Risk: The FDIC protects money market accounts up to $250,000 per depositor and bank. So there is no risk to your money in a money market account. Not earning enough interest on your money in the bank to keep up with inflation could be the most significant risk. This means that your purchasing power could go down over time.

10. Annuities that don’t change

An annuity refers to a contract that is typically made with an insurance company that promises to pay a certain amount of money over a certain amount of time in exchange for a lump sum. The annuity can be set up in many different ways, such as to pay for a set amount of time, like 20 years, or until the client dies.

With a fixed annuity, the contract says that a certain amount of money will be paid over time, usually once a month. You can put in a lump sum and start getting payments immediately, or you can put in money over time and start getting amounts later (such as your retirement date.)
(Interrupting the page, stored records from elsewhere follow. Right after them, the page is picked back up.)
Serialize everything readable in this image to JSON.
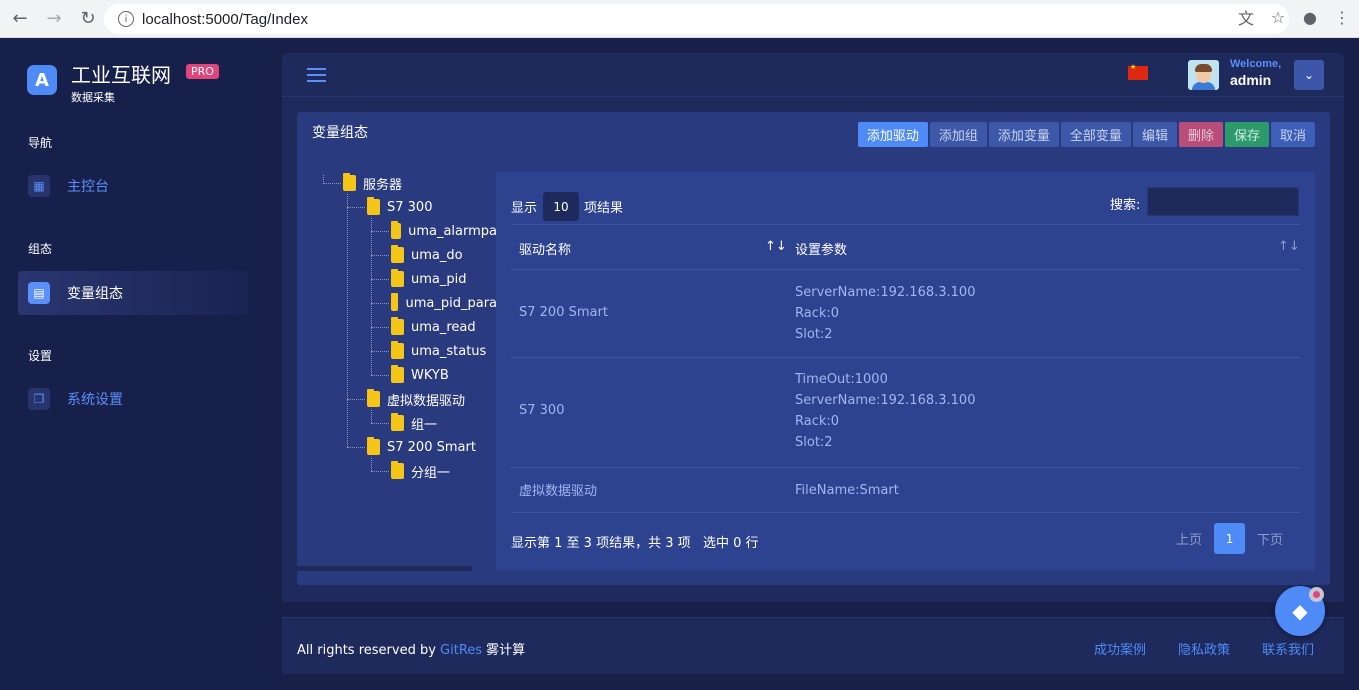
{
  "browser": {
    "url": "localhost:5000/Tag/Index"
  },
  "brand": {
    "title": "工业互联网",
    "subtitle": "数据采集",
    "badge": "PRO"
  },
  "sidebar": {
    "sections": [
      {
        "label": "导航"
      },
      {
        "label": "组态"
      },
      {
        "label": "设置"
      }
    ],
    "items": [
      {
        "label": "主控台",
        "icon": "dashboard-icon",
        "active": false
      },
      {
        "label": "变量组态",
        "icon": "window-icon",
        "active": true
      },
      {
        "label": "系统设置",
        "icon": "copy-icon",
        "active": false
      }
    ]
  },
  "topbar": {
    "welcome": "Welcome,",
    "username": "admin",
    "flag": "china-flag-icon"
  },
  "card": {
    "title": "变量组态",
    "toolbar": [
      "添加驱动",
      "添加组",
      "添加变量",
      "全部变量",
      "编辑",
      "删除",
      "保存",
      "取消"
    ]
  },
  "tree": {
    "nodes": [
      "服务器",
      "S7 300",
      "uma_alarmpa",
      "uma_do",
      "uma_pid",
      "uma_pid_para",
      "uma_read",
      "uma_status",
      "WKYB",
      "虚拟数据驱动",
      "组一",
      "S7 200 Smart",
      "分组一"
    ]
  },
  "table": {
    "show_prefix": "显示",
    "page_length": "10",
    "show_suffix": "项结果",
    "search_label": "搜索:",
    "columns": [
      "驱动名称",
      "设置参数"
    ],
    "rows": [
      {
        "name": "S7 200 Smart",
        "params": [
          "ServerName:192.168.3.100",
          "Rack:0",
          "Slot:2"
        ]
      },
      {
        "name": "S7 300",
        "params": [
          "TimeOut:1000",
          "ServerName:192.168.3.100",
          "Rack:0",
          "Slot:2"
        ]
      },
      {
        "name": "虚拟数据驱动",
        "params": [
          "FileName:Smart"
        ]
      }
    ],
    "info": "显示第 1 至 3 项结果，共 3 项",
    "selected": "选中 0 行",
    "pager": {
      "prev": "上页",
      "current": "1",
      "next": "下页"
    }
  },
  "footer": {
    "prefix": "All rights reserved by ",
    "link": "GitRes",
    "suffix": " 雾计算",
    "links": [
      "成功案例",
      "隐私政策",
      "联系我们"
    ]
  }
}
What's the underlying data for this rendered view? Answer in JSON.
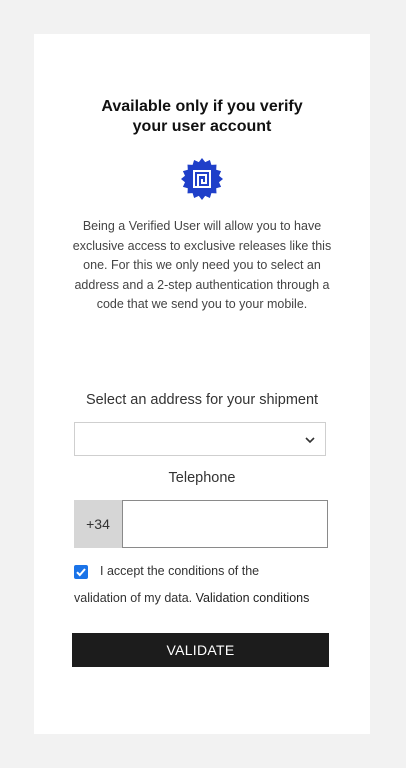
{
  "verify": {
    "title": "Available only if you verify\nyour user account",
    "badge_icon": "verified-badge-icon",
    "badge_color": "#1f3fc9",
    "description": "Being a Verified User will allow you to have exclusive access to exclusive releases like this one. For this we only need you to select an address and a 2-step authentication through a code that we send you to your mobile."
  },
  "address": {
    "label": "Select an address for your shipment",
    "selected_value": "",
    "chevron_icon": "chevron-down-icon"
  },
  "telephone": {
    "label": "Telephone",
    "prefix": "+34",
    "value": "",
    "placeholder": ""
  },
  "conditions": {
    "checked": true,
    "text_line1": "I accept the conditions of the",
    "text_line2": "validation of my data.",
    "link_text": "Validation conditions",
    "checkbox_color": "#1a73e8"
  },
  "actions": {
    "validate_label": "VALIDATE"
  }
}
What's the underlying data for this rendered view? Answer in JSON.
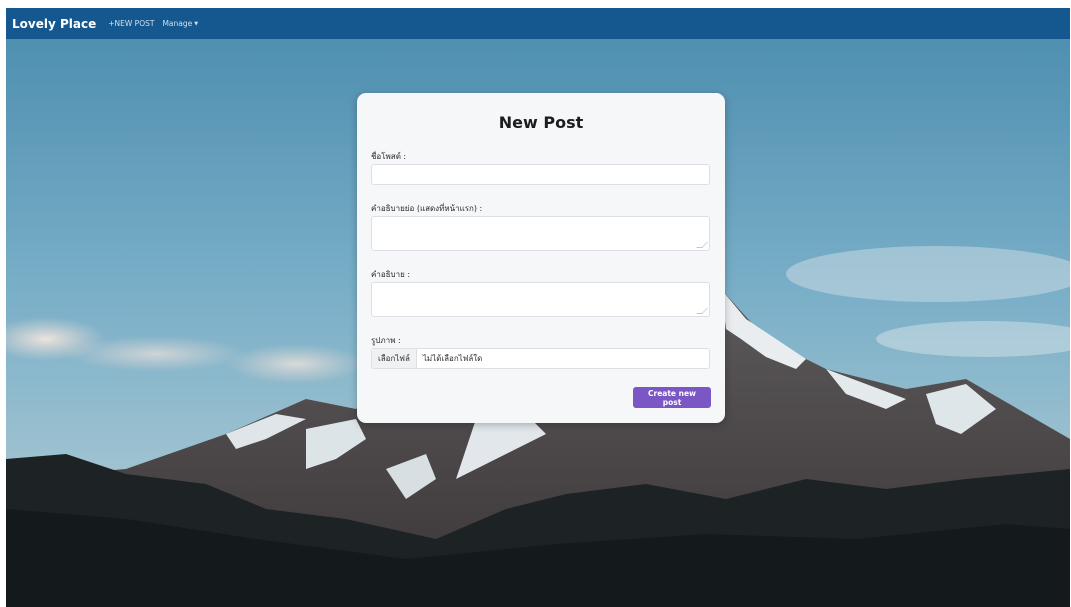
{
  "navbar": {
    "brand": "Lovely Place",
    "links": [
      {
        "label": "+NEW POST"
      },
      {
        "label": "Manage"
      }
    ],
    "bg_color": "#14588f"
  },
  "form": {
    "title": "New Post",
    "fields": {
      "title_label": "ชื่อโพสต์ :",
      "short_desc_label": "คำอธิบายย่อ (แสดงที่หน้าแรก) :",
      "desc_label": "คำอธิบาย :",
      "image_label": "รูปภาพ :"
    },
    "values": {
      "title": "",
      "short_desc": "",
      "desc": ""
    },
    "file": {
      "button_label": "เลือกไฟล์",
      "status": "ไม่ได้เลือกไฟล์ใด"
    },
    "submit_label": "Create new post",
    "accent_color": "#7b57c5"
  }
}
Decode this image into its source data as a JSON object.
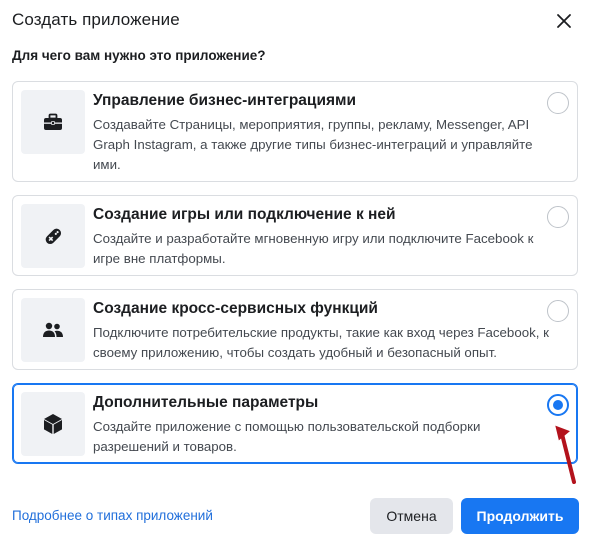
{
  "dialog": {
    "title": "Создать приложение",
    "close_icon": "close-icon",
    "question": "Для чего вам нужно это приложение?"
  },
  "options": [
    {
      "icon": "briefcase-icon",
      "title": "Управление бизнес-интеграциями",
      "description": "Создавайте Страницы, мероприятия, группы, рекламу, Messenger, API Graph Instagram, а также другие типы бизнес-интеграций и управляйте ими.",
      "selected": false
    },
    {
      "icon": "gamepad-icon",
      "title": "Создание игры или подключение к ней",
      "description": "Создайте и разработайте мгновенную игру или подключите Facebook к игре вне платформы.",
      "selected": false
    },
    {
      "icon": "people-icon",
      "title": "Создание кросс-сервисных функций",
      "description": "Подключите потребительские продукты, такие как вход через Facebook, к своему приложению, чтобы создать удобный и безопасный опыт.",
      "selected": false
    },
    {
      "icon": "cube-icon",
      "title": "Дополнительные параметры",
      "description": "Создайте приложение с помощью пользовательской подборки разрешений и товаров.",
      "selected": true
    }
  ],
  "footer": {
    "link_label": "Подробнее о типах приложений",
    "cancel_label": "Отмена",
    "continue_label": "Продолжить"
  },
  "colors": {
    "accent": "#1877f2",
    "annotation_arrow": "#b3121c"
  }
}
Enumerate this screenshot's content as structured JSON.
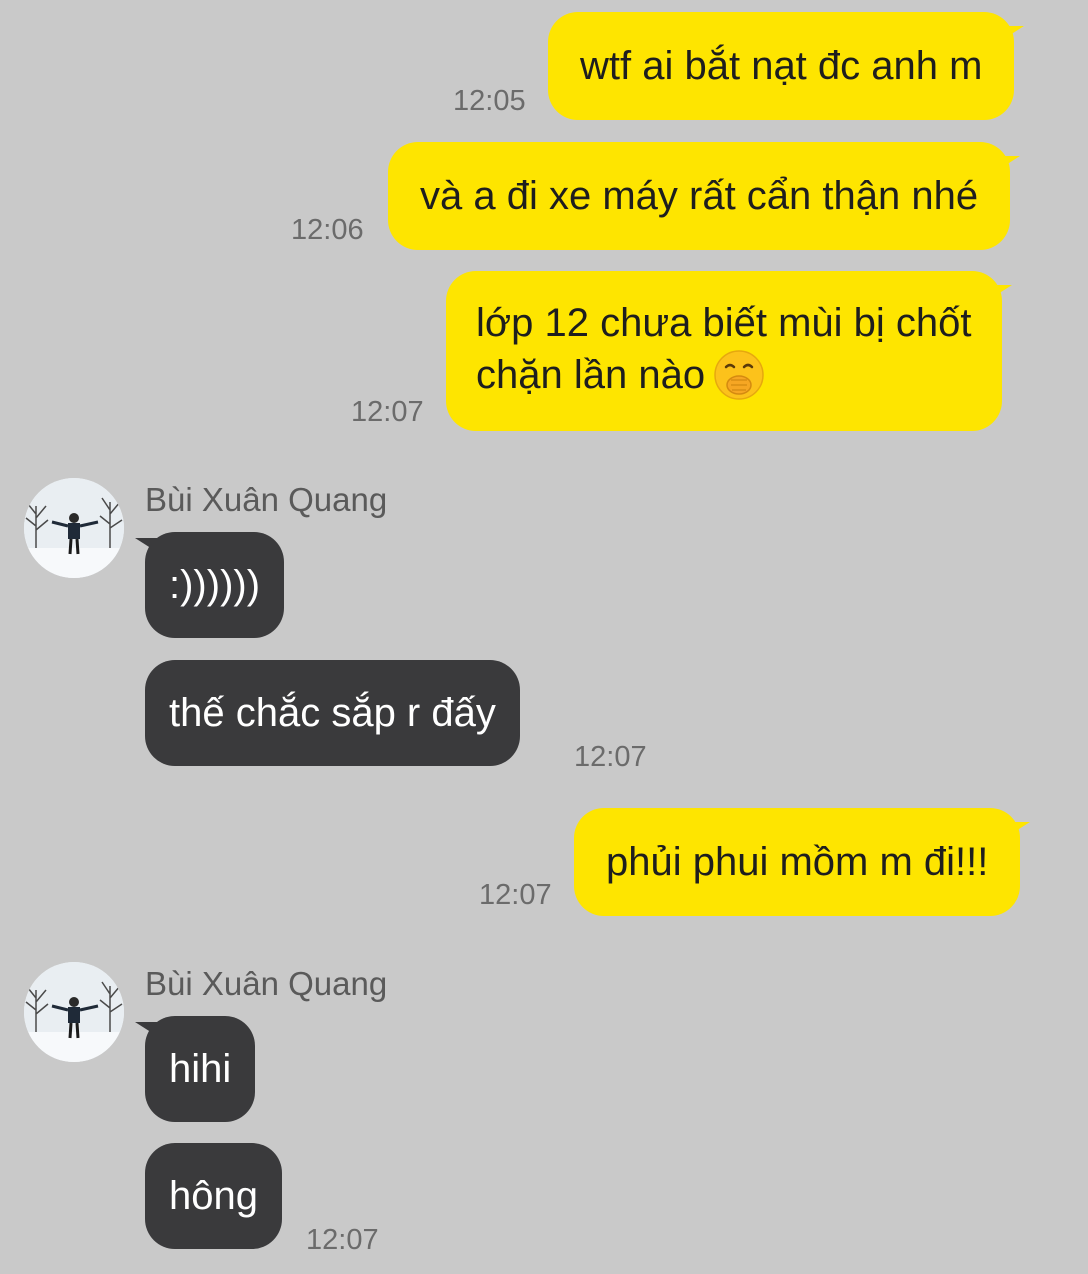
{
  "messages": [
    {
      "side": "out",
      "text": "wtf ai bắt nạt đc anh m",
      "time": "12:05"
    },
    {
      "side": "out",
      "text": "và a đi xe máy rất cẩn thận nhé",
      "time": "12:06"
    },
    {
      "side": "out",
      "lines": [
        "lớp 12 chưa biết mùi bị chốt",
        "chặn lần nào"
      ],
      "emoji": "face-with-hand-over-mouth-icon",
      "time": "12:07"
    },
    {
      "side": "in",
      "sender": "Bùi Xuân Quang",
      "text": ":))))))"
    },
    {
      "side": "in",
      "text": "thế chắc sắp r đấy",
      "time": "12:07"
    },
    {
      "side": "out",
      "text": "phủi phui mồm m đi!!!",
      "time": "12:07"
    },
    {
      "side": "in",
      "sender": "Bùi Xuân Quang",
      "text": "hihi"
    },
    {
      "side": "in",
      "text": "hông",
      "time": "12:07"
    }
  ],
  "colors": {
    "background": "#c9c9c9",
    "outgoing_bubble": "#fee500",
    "incoming_bubble": "#3a3a3c",
    "timestamp": "#6b6b6b"
  }
}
Why spend: A fixed annuity can give you a guaranteed income and return, which provides you with more financial security, especially if you don’t work anymore. A grant can also help you grow your revenue without having to pay taxes on it right away. You can put preferable amount of money into the account. Depending on the contract, annuities can also come with several other benefits, such as death or a minimum amount of money that is always paid out.

Risk: Annuity contracts are hard to understand, so you might not get exactly what you want if you don’t read the fine print. Annuities aren’t very liquid, which means it can be hard or even impossible to get out of one without paying a hefty fee. If inflation increases a lot in the future, your guaranteed payout might not seem as good.